On the corpse used throughout the movie: "It's a mold of Catherine Keener. We shot with Catherine Keener and ended up cutting her out. We shot with Keener and (co-writer) Spike Jonze both in old makeup. Spike was an old lady, and Keener played (Irving's) wife. We were gonna show her through flashbacks. And Spike was the one that got away, his long-lost love interest, the one before he got married. We got really funny stuff, but as we were cutting the movie together, we realized that the thing that was working the most in the movie and the thing that needed more time to develop was Irving and Billy's relationship, and putting stuff in between that muddied it up. So we ended up cutting them out. We'll put it out on DVD later."

On the above scene, shot outside The Penguin Drive-In: "What was funny is WE put the penguin there. We found the restaurant The Penguin that was cool with us shooting, and we just put this big penguin in front of it... The owner of the restaurant was in on it, but none of the employees were, so they thought that this was the new big icon in front of The Penguin... We were just going around shooting a bunch of stuff of Irving being a bad driver. That was one of the sub-themes: Irving can't drive for s---. So we set up a bunch of these scenarios where he was just gonna run over stuff in front of people, and hopefully get reactions. But when we hit the penguin, there was this angry New Yorker there for some reason. (He wasn't an employee.) The guy is like full-on Brooklyn or something -- I mean, he sounds like an actor. And he just got so offended, and (Johnny Knoxville) sensed that. Knoxville's so good at that. When someone does give him a hint that they're on the hook, he will take them for a ride. And he just made this guy really angry, then brought him down. Made him even more angry, brought him down... That ended up being a crazy scene."

On the above scene, shot outside -- and inside -- Value Village: "That's one of probably the most complicated shoots that I've ever been a part of, and it's only about 30 seconds of screen time. But the idea was Irving sits on a little coin-operated ride in front of a shopping center, and it goes haywire and launches him. Originally thought it would be funny to do it at a grocery store or a big store that he sails into. But that seemed too complicated. So we started looking at empty storefronts where we could put this thing and dress the store like it was open, but not have people on the inside, so he could just shoot in there. But then we started scouting, and we found Value Village that had the perfect setup to where he could launch inside. We cordoned it off to where he landed in the bedroom area of Value Village. When we naturally scouted that store, they had it to where there were some beds and things that would block people from being right in front of the window. So it ended up being, Alright, we can actually do this dangerous stunt. The stunt is dangerous for Knoxville, because if he sits up at all, he gets his head taken off.
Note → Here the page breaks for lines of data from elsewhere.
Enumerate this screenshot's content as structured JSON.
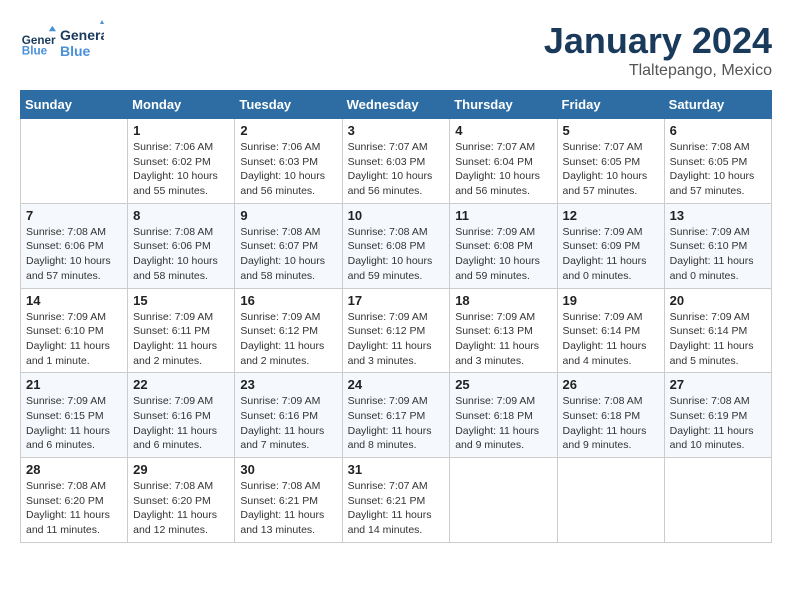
{
  "header": {
    "logo_line1": "General",
    "logo_line2": "Blue",
    "month": "January 2024",
    "location": "Tlaltepango, Mexico"
  },
  "days_of_week": [
    "Sunday",
    "Monday",
    "Tuesday",
    "Wednesday",
    "Thursday",
    "Friday",
    "Saturday"
  ],
  "weeks": [
    [
      {
        "day": "",
        "info": ""
      },
      {
        "day": "1",
        "info": "Sunrise: 7:06 AM\nSunset: 6:02 PM\nDaylight: 10 hours\nand 55 minutes."
      },
      {
        "day": "2",
        "info": "Sunrise: 7:06 AM\nSunset: 6:03 PM\nDaylight: 10 hours\nand 56 minutes."
      },
      {
        "day": "3",
        "info": "Sunrise: 7:07 AM\nSunset: 6:03 PM\nDaylight: 10 hours\nand 56 minutes."
      },
      {
        "day": "4",
        "info": "Sunrise: 7:07 AM\nSunset: 6:04 PM\nDaylight: 10 hours\nand 56 minutes."
      },
      {
        "day": "5",
        "info": "Sunrise: 7:07 AM\nSunset: 6:05 PM\nDaylight: 10 hours\nand 57 minutes."
      },
      {
        "day": "6",
        "info": "Sunrise: 7:08 AM\nSunset: 6:05 PM\nDaylight: 10 hours\nand 57 minutes."
      }
    ],
    [
      {
        "day": "7",
        "info": "Sunrise: 7:08 AM\nSunset: 6:06 PM\nDaylight: 10 hours\nand 57 minutes."
      },
      {
        "day": "8",
        "info": "Sunrise: 7:08 AM\nSunset: 6:06 PM\nDaylight: 10 hours\nand 58 minutes."
      },
      {
        "day": "9",
        "info": "Sunrise: 7:08 AM\nSunset: 6:07 PM\nDaylight: 10 hours\nand 58 minutes."
      },
      {
        "day": "10",
        "info": "Sunrise: 7:08 AM\nSunset: 6:08 PM\nDaylight: 10 hours\nand 59 minutes."
      },
      {
        "day": "11",
        "info": "Sunrise: 7:09 AM\nSunset: 6:08 PM\nDaylight: 10 hours\nand 59 minutes."
      },
      {
        "day": "12",
        "info": "Sunrise: 7:09 AM\nSunset: 6:09 PM\nDaylight: 11 hours\nand 0 minutes."
      },
      {
        "day": "13",
        "info": "Sunrise: 7:09 AM\nSunset: 6:10 PM\nDaylight: 11 hours\nand 0 minutes."
      }
    ],
    [
      {
        "day": "14",
        "info": "Sunrise: 7:09 AM\nSunset: 6:10 PM\nDaylight: 11 hours\nand 1 minute."
      },
      {
        "day": "15",
        "info": "Sunrise: 7:09 AM\nSunset: 6:11 PM\nDaylight: 11 hours\nand 2 minutes."
      },
      {
        "day": "16",
        "info": "Sunrise: 7:09 AM\nSunset: 6:12 PM\nDaylight: 11 hours\nand 2 minutes."
      },
      {
        "day": "17",
        "info": "Sunrise: 7:09 AM\nSunset: 6:12 PM\nDaylight: 11 hours\nand 3 minutes."
      },
      {
        "day": "18",
        "info": "Sunrise: 7:09 AM\nSunset: 6:13 PM\nDaylight: 11 hours\nand 3 minutes."
      },
      {
        "day": "19",
        "info": "Sunrise: 7:09 AM\nSunset: 6:14 PM\nDaylight: 11 hours\nand 4 minutes."
      },
      {
        "day": "20",
        "info": "Sunrise: 7:09 AM\nSunset: 6:14 PM\nDaylight: 11 hours\nand 5 minutes."
      }
    ],
    [
      {
        "day": "21",
        "info": "Sunrise: 7:09 AM\nSunset: 6:15 PM\nDaylight: 11 hours\nand 6 minutes."
      },
      {
        "day": "22",
        "info": "Sunrise: 7:09 AM\nSunset: 6:16 PM\nDaylight: 11 hours\nand 6 minutes."
      },
      {
        "day": "23",
        "info": "Sunrise: 7:09 AM\nSunset: 6:16 PM\nDaylight: 11 hours\nand 7 minutes."
      },
      {
        "day": "24",
        "info": "Sunrise: 7:09 AM\nSunset: 6:17 PM\nDaylight: 11 hours\nand 8 minutes."
      },
      {
        "day": "25",
        "info": "Sunrise: 7:09 AM\nSunset: 6:18 PM\nDaylight: 11 hours\nand 9 minutes."
      },
      {
        "day": "26",
        "info": "Sunrise: 7:08 AM\nSunset: 6:18 PM\nDaylight: 11 hours\nand 9 minutes."
      },
      {
        "day": "27",
        "info": "Sunrise: 7:08 AM\nSunset: 6:19 PM\nDaylight: 11 hours\nand 10 minutes."
      }
    ],
    [
      {
        "day": "28",
        "info": "Sunrise: 7:08 AM\nSunset: 6:20 PM\nDaylight: 11 hours\nand 11 minutes."
      },
      {
        "day": "29",
        "info": "Sunrise: 7:08 AM\nSunset: 6:20 PM\nDaylight: 11 hours\nand 12 minutes."
      },
      {
        "day": "30",
        "info": "Sunrise: 7:08 AM\nSunset: 6:21 PM\nDaylight: 11 hours\nand 13 minutes."
      },
      {
        "day": "31",
        "info": "Sunrise: 7:07 AM\nSunset: 6:21 PM\nDaylight: 11 hours\nand 14 minutes."
      },
      {
        "day": "",
        "info": ""
      },
      {
        "day": "",
        "info": ""
      },
      {
        "day": "",
        "info": ""
      }
    ]
  ]
}
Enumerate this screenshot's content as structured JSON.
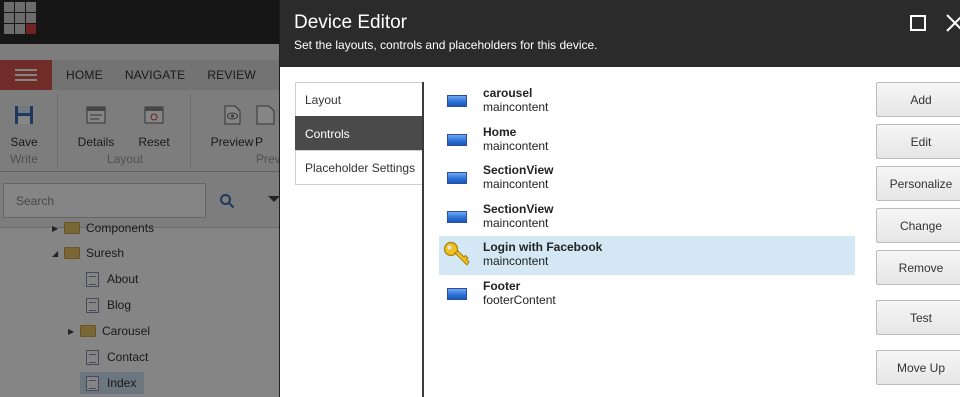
{
  "background_app": {
    "ribbon_tabs": [
      "HOME",
      "NAVIGATE",
      "REVIEW"
    ],
    "ribbon_buttons": {
      "save": "Save",
      "details": "Details",
      "reset": "Reset",
      "preview": "Preview",
      "preview_partial": "P"
    },
    "ribbon_groups": {
      "write": "Write",
      "layout": "Layout",
      "preview": "Previ"
    },
    "search": {
      "placeholder": "Search"
    },
    "tree": {
      "components": "Components",
      "suresh": "Suresh",
      "about": "About",
      "blog": "Blog",
      "carousel": "Carousel",
      "contact": "Contact",
      "index": "Index"
    }
  },
  "dialog": {
    "title": "Device Editor",
    "subtitle": "Set the layouts, controls and placeholders for this device.",
    "tabs": [
      "Layout",
      "Controls",
      "Placeholder Settings"
    ],
    "active_tab": "Controls",
    "controls": [
      {
        "name": "carousel",
        "placeholder": "maincontent",
        "icon": "rendering-icon"
      },
      {
        "name": "Home",
        "placeholder": "maincontent",
        "icon": "rendering-icon"
      },
      {
        "name": "SectionView",
        "placeholder": "maincontent",
        "icon": "rendering-icon"
      },
      {
        "name": "SectionView",
        "placeholder": "maincontent",
        "icon": "rendering-icon"
      },
      {
        "name": "Login with Facebook",
        "placeholder": "maincontent",
        "icon": "key-icon",
        "selected": true
      },
      {
        "name": "Footer",
        "placeholder": "footerContent",
        "icon": "rendering-icon"
      }
    ],
    "buttons": {
      "add": "Add",
      "edit": "Edit",
      "personalize": "Personalize",
      "change": "Change",
      "remove": "Remove",
      "test": "Test",
      "move_up": "Move Up"
    }
  },
  "colors": {
    "header_bg": "#2b2b2b",
    "selected_row": "#d3e8f4",
    "active_tab": "#4a4a4a",
    "hamburger": "#d9534f"
  }
}
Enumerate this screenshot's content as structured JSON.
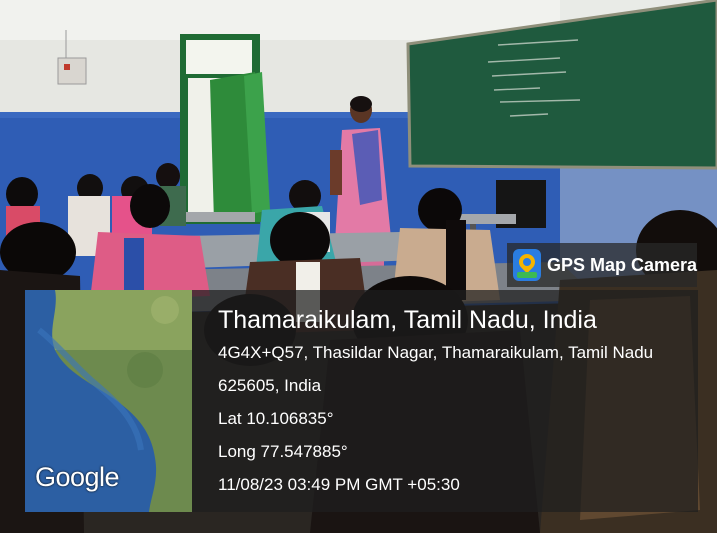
{
  "overlay": {
    "app_name": "GPS Map Camera",
    "address_title": "Thamaraikulam, Tamil Nadu, India",
    "address_line1": "4G4X+Q57, Thasildar Nagar, Thamaraikulam, Tamil Nadu",
    "address_line2": "625605, India",
    "latitude": "Lat 10.106835°",
    "longitude": "Long 77.547885°",
    "timestamp": "11/08/23 03:49 PM GMT +05:30",
    "map_brand": "Google"
  },
  "icons": {
    "app": "gps-map-camera-icon"
  },
  "colors": {
    "wall_blue": "#2f5db5",
    "wall_white": "#e9e9e4",
    "chalkboard": "#1f5a3e",
    "door_green": "#2e8b3a",
    "saree_pink": "#e37aa6",
    "panel": "#1e1e1e"
  }
}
So he had to just keep his head low and hold on tight. And that's what he's best at. That's about the skill level he has. It was a dangerous stunt if he popped up at all ... and then you never know what the landing's gonna be. But we were more concerned -- well, at least on my end -- with other people being close enough to see it, but not being in harm's way. So that was a tricky logistical thing, and we ended up pulling it off."

On putting Knoxville at risk of being punched by someone: "I think his secret goal is TO get beat up. This is what he's really, really good at, and that is walking the line and getting people to a heightened state, without crossing the line. Although I think secretly he'd be very happy if he got punched in the face once in awhile."